Hussle, a Grammy-nominated rapper, was shot March 2019 outside his Marathon Clothing store at 3420 W. Slauson Ave. The 33-year-old Hussle, whose real name was Ermias Asghedom, was taken to a local hospital, where he died.
A mural of Hussle was painted near the alley after his murder. In 2019, the intersection of Crenshaw and West Slauson Avenue was named Ermias "Nipsey Hussle" Asghedom Square in the late rapper's honor.
Los Angeles Police Department Chief Michel Moore wrote a letter to Harris-Dawson in June 2021, agreeing with his motion to temporarily close the alley. Moore didn't immediately respond to a request for comment Friday on the City Council's decision.
“Unfortunately, there has been a spike in crime in this proposed area since the mural of Nipsey Hussle’s image was placed on the wall,” Moore wrote.
Moore said two homicides, multiples armed robberies, narcotic sales, physical altercations, loitering and gang violence, among other crimes, have occurred at or near the alley.
“I believe the alley closure would serve as a deterrent to these criminal activities that have historically plagued this community,” Moore said.
A report by the city engineer's office this month argued that the alley's temporary closure wouldn't "substantially adversely affect traffic flow, safety on adjacent streets or in the surrounding neighborhoods, the operation of emergency vehicles, the performance of municipal or public utility services or the delivery of freight by commercial vehicles."

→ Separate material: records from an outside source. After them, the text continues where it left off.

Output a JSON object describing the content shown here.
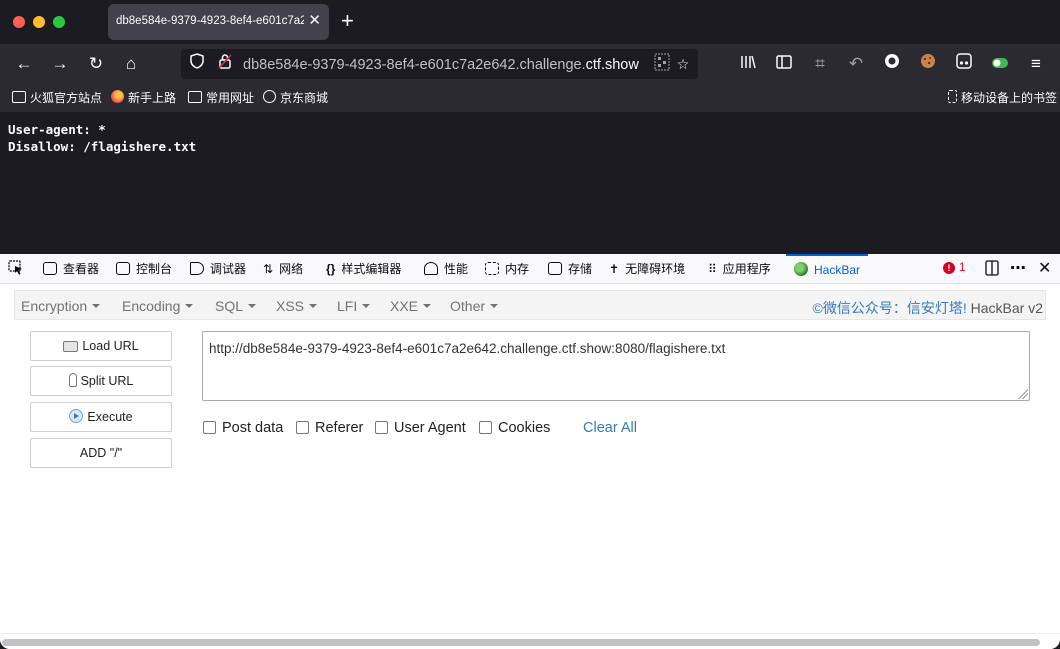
{
  "browser": {
    "tab_title": "db8e584e-9379-4923-8ef4-e601c7a2e642.challenge.ctf.show",
    "tab_close": "✕",
    "new_tab": "+",
    "url_prefix": "db8e584e-9379-4923-8ef4-e601c7a2e642.challenge.",
    "url_domain": "ctf.show",
    "bookmarks": [
      {
        "label": "火狐官方站点",
        "icon": "folder-icon"
      },
      {
        "label": "新手上路",
        "icon": "firefox-icon"
      },
      {
        "label": "常用网址",
        "icon": "folder-icon"
      },
      {
        "label": "京东商城",
        "icon": "globe-icon"
      }
    ],
    "mobile_bookmarks": "移动设备上的书签"
  },
  "page": {
    "lines": [
      "User-agent: *",
      "Disallow: /flagishere.txt"
    ]
  },
  "devtools": {
    "tabs": [
      "查看器",
      "控制台",
      "调试器",
      "网络",
      "样式编辑器",
      "性能",
      "内存",
      "存储",
      "无障碍环境",
      "应用程序",
      "HackBar"
    ],
    "active_tab": "HackBar",
    "error_count": "1",
    "error_mark": "!"
  },
  "hackbar": {
    "menu": [
      "Encryption",
      "Encoding",
      "SQL",
      "XSS",
      "LFI",
      "XXE",
      "Other"
    ],
    "brand_prefix": "©微信公众号：",
    "brand_name": "信安灯塔!",
    "brand_suffix": " HackBar v2",
    "buttons": {
      "load_url": "Load URL",
      "split_url": "Split URL",
      "execute": "Execute",
      "add_slash": "ADD \"/\""
    },
    "url_value": "http://db8e584e-9379-4923-8ef4-e601c7a2e642.challenge.ctf.show:8080/flagishere.txt",
    "options": [
      "Post data",
      "Referer",
      "User Agent",
      "Cookies"
    ],
    "clear_all": "Clear All"
  }
}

The office also said that the alley isn't necessary for pedestrian or vehicle access. All of the property owners affected by the alley's potential closure have already agreed to it, according to the report, and the closure would cost $5,000.
This story originally appeared in Los Angeles Times.